■ Your assignment
The expected answer is the data below, printed verbatim without its pictures.
START Task inputs
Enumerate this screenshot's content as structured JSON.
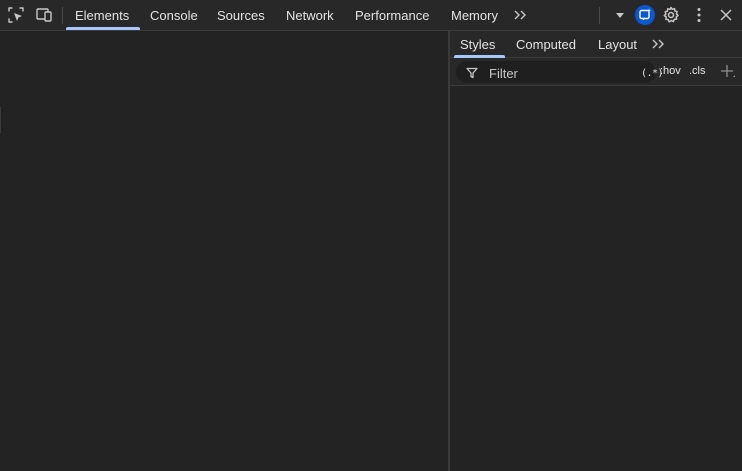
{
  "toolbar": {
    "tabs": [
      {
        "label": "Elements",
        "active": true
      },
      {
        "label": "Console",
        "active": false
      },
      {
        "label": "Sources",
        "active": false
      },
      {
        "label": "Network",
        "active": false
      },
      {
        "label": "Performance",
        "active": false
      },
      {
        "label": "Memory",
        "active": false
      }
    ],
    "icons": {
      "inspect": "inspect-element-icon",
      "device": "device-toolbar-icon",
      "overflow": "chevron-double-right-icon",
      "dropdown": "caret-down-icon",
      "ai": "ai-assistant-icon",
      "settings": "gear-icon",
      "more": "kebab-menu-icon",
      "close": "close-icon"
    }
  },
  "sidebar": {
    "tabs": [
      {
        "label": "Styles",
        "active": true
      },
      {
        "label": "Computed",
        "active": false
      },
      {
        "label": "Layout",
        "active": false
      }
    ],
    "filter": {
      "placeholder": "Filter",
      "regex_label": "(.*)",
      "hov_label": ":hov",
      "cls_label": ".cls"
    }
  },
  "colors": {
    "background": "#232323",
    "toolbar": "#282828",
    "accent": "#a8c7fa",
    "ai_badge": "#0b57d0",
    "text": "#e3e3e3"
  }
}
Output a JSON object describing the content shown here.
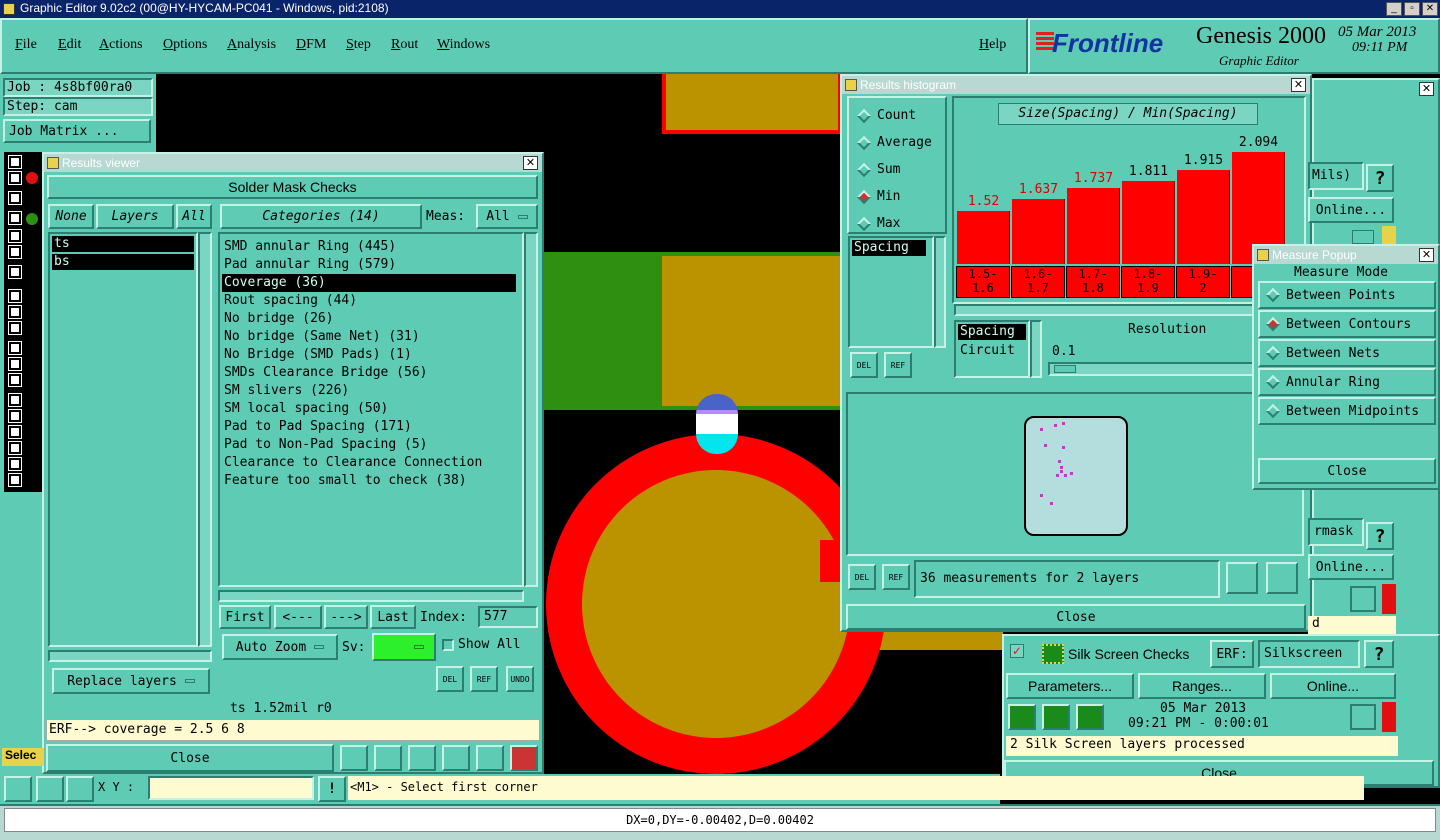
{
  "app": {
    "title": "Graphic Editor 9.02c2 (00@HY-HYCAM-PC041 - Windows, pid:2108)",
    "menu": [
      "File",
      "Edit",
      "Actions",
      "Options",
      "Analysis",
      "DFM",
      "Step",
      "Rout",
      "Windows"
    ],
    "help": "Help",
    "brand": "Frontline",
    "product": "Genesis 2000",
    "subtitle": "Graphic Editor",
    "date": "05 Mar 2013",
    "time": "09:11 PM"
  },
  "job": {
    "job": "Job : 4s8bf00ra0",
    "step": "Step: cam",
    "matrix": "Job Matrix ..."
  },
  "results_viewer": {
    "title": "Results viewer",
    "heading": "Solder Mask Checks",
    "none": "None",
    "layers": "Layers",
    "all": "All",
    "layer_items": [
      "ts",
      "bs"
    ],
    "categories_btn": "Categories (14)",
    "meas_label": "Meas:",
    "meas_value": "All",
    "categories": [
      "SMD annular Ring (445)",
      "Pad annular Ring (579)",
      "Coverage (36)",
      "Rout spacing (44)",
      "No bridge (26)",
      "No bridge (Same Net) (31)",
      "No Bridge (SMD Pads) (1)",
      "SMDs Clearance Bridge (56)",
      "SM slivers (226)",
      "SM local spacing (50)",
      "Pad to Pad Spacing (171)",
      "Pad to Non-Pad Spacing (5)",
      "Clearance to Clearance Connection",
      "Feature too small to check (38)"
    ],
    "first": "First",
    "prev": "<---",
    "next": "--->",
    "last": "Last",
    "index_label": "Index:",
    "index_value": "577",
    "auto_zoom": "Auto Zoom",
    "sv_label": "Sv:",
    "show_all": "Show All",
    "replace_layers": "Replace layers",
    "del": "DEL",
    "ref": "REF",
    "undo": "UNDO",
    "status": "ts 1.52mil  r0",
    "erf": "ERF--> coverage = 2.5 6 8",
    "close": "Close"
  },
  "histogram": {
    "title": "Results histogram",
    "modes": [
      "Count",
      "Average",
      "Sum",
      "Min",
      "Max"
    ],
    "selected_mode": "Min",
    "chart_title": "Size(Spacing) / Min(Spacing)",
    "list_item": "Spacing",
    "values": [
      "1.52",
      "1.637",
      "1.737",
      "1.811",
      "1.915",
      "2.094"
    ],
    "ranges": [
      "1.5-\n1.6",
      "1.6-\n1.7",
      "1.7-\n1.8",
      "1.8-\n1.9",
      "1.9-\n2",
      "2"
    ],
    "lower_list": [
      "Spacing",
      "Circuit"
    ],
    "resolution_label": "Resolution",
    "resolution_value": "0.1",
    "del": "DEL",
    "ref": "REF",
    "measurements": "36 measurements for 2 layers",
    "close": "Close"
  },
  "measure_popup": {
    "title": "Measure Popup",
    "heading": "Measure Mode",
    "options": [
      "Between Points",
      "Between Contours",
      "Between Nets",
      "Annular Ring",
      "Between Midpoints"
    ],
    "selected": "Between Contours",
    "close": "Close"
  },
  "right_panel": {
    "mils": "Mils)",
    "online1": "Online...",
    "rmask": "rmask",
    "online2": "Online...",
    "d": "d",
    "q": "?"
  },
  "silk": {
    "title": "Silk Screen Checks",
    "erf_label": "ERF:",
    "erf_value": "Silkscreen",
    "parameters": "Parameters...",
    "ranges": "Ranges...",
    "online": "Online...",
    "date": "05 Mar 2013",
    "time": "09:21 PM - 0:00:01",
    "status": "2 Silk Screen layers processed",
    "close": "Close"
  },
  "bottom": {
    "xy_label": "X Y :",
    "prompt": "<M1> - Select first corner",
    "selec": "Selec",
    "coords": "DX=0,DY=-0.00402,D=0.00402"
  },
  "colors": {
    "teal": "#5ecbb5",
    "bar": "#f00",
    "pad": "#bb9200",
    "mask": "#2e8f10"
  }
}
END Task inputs
■ Answer to this exercise
Enumerate this screenshot's content as structured JSON.
{
  "toolbar": {
    "tabs": [
      {
        "label": "Elements",
        "active": true
      },
      {
        "label": "Console",
        "active": false
      },
      {
        "label": "Sources",
        "active": false
      },
      {
        "label": "Network",
        "active": false
      },
      {
        "label": "Performance",
        "active": false
      },
      {
        "label": "Memory",
        "active": false
      }
    ],
    "icons": {
      "inspect": "inspect-element-icon",
      "device": "device-toolbar-icon",
      "overflow": "chevron-double-right-icon",
      "dropdown": "caret-down-icon",
      "ai": "ai-assistant-icon",
      "settings": "gear-icon",
      "more": "kebab-menu-icon",
      "close": "close-icon"
    }
  },
  "sidebar": {
    "tabs": [
      {
        "label": "Styles",
        "active": true
      },
      {
        "label": "Computed",
        "active": false
      },
      {
        "label": "Layout",
        "active": false
      }
    ],
    "filter": {
      "placeholder": "Filter",
      "regex_label": "(.*)",
      "hov_label": ":hov",
      "cls_label": ".cls"
    }
  },
  "colors": {
    "background": "#232323",
    "toolbar": "#282828",
    "accent": "#a8c7fa",
    "ai_badge": "#0b57d0",
    "text": "#e3e3e3"
  }
}
Output a JSON object describing the content shown here.
{
  "app": {
    "title": "Graphic Editor 9.02c2 (00@HY-HYCAM-PC041 - Windows, pid:2108)",
    "menu": [
      "File",
      "Edit",
      "Actions",
      "Options",
      "Analysis",
      "DFM",
      "Step",
      "Rout",
      "Windows"
    ],
    "help": "Help",
    "brand": "Frontline",
    "product": "Genesis 2000",
    "subtitle": "Graphic Editor",
    "date": "05 Mar 2013",
    "time": "09:11 PM"
  },
  "job": {
    "job": "Job : 4s8bf00ra0",
    "step": "Step: cam",
    "matrix": "Job Matrix ..."
  },
  "results_viewer": {
    "title": "Results viewer",
    "heading": "Solder Mask Checks",
    "none": "None",
    "layers": "Layers",
    "all": "All",
    "layer_items": [
      "ts",
      "bs"
    ],
    "categories_btn": "Categories (14)",
    "meas_label": "Meas:",
    "meas_value": "All",
    "categories": [
      "SMD annular Ring (445)",
      "Pad annular Ring (579)",
      "Coverage (36)",
      "Rout spacing (44)",
      "No bridge (26)",
      "No bridge (Same Net) (31)",
      "No Bridge (SMD Pads) (1)",
      "SMDs Clearance Bridge (56)",
      "SM slivers (226)",
      "SM local spacing (50)",
      "Pad to Pad Spacing (171)",
      "Pad to Non-Pad Spacing (5)",
      "Clearance to Clearance Connection",
      "Feature too small to check (38)"
    ],
    "first": "First",
    "prev": "<---",
    "next": "--->",
    "last": "Last",
    "index_label": "Index:",
    "index_value": "577",
    "auto_zoom": "Auto Zoom",
    "sv_label": "Sv:",
    "show_all": "Show All",
    "replace_layers": "Replace layers",
    "del": "DEL",
    "ref": "REF",
    "undo": "UNDO",
    "status": "ts 1.52mil  r0",
    "erf": "ERF--> coverage = 2.5 6 8",
    "close": "Close"
  },
  "histogram": {
    "title": "Results histogram",
    "modes": [
      "Count",
      "Average",
      "Sum",
      "Min",
      "Max"
    ],
    "selected_mode": "Min",
    "chart_title": "Size(Spacing) / Min(Spacing)",
    "list_item": "Spacing",
    "values": [
      "1.52",
      "1.637",
      "1.737",
      "1.811",
      "1.915",
      "2.094"
    ],
    "ranges": [
      "1.5-\n1.6",
      "1.6-\n1.7",
      "1.7-\n1.8",
      "1.8-\n1.9",
      "1.9-\n2",
      "2"
    ],
    "lower_list": [
      "Spacing",
      "Circuit"
    ],
    "resolution_label": "Resolution",
    "resolution_value": "0.1",
    "del": "DEL",
    "ref": "REF",
    "measurements": "36 measurements for 2 layers",
    "close": "Close"
  },
  "measure_popup": {
    "title": "Measure Popup",
    "heading": "Measure Mode",
    "options": [
      "Between Points",
      "Between Contours",
      "Between Nets",
      "Annular Ring",
      "Between Midpoints"
    ],
    "selected": "Between Contours",
    "close": "Close"
  },
  "right_panel": {
    "mils": "Mils)",
    "online1": "Online...",
    "rmask": "rmask",
    "online2": "Online...",
    "d": "d",
    "q": "?"
  },
  "silk": {
    "title": "Silk Screen Checks",
    "erf_label": "ERF:",
    "erf_value": "Silkscreen",
    "parameters": "Parameters...",
    "ranges": "Ranges...",
    "online": "Online...",
    "date": "05 Mar 2013",
    "time": "09:21 PM - 0:00:01",
    "status": "2 Silk Screen layers processed",
    "close": "Close"
  },
  "bottom": {
    "xy_label": "X Y :",
    "prompt": "<M1> - Select first corner",
    "selec": "Selec",
    "coords": "DX=0,DY=-0.00402,D=0.00402"
  },
  "colors": {
    "teal": "#5ecbb5",
    "bar": "#f00",
    "pad": "#bb9200",
    "mask": "#2e8f10"
  }
}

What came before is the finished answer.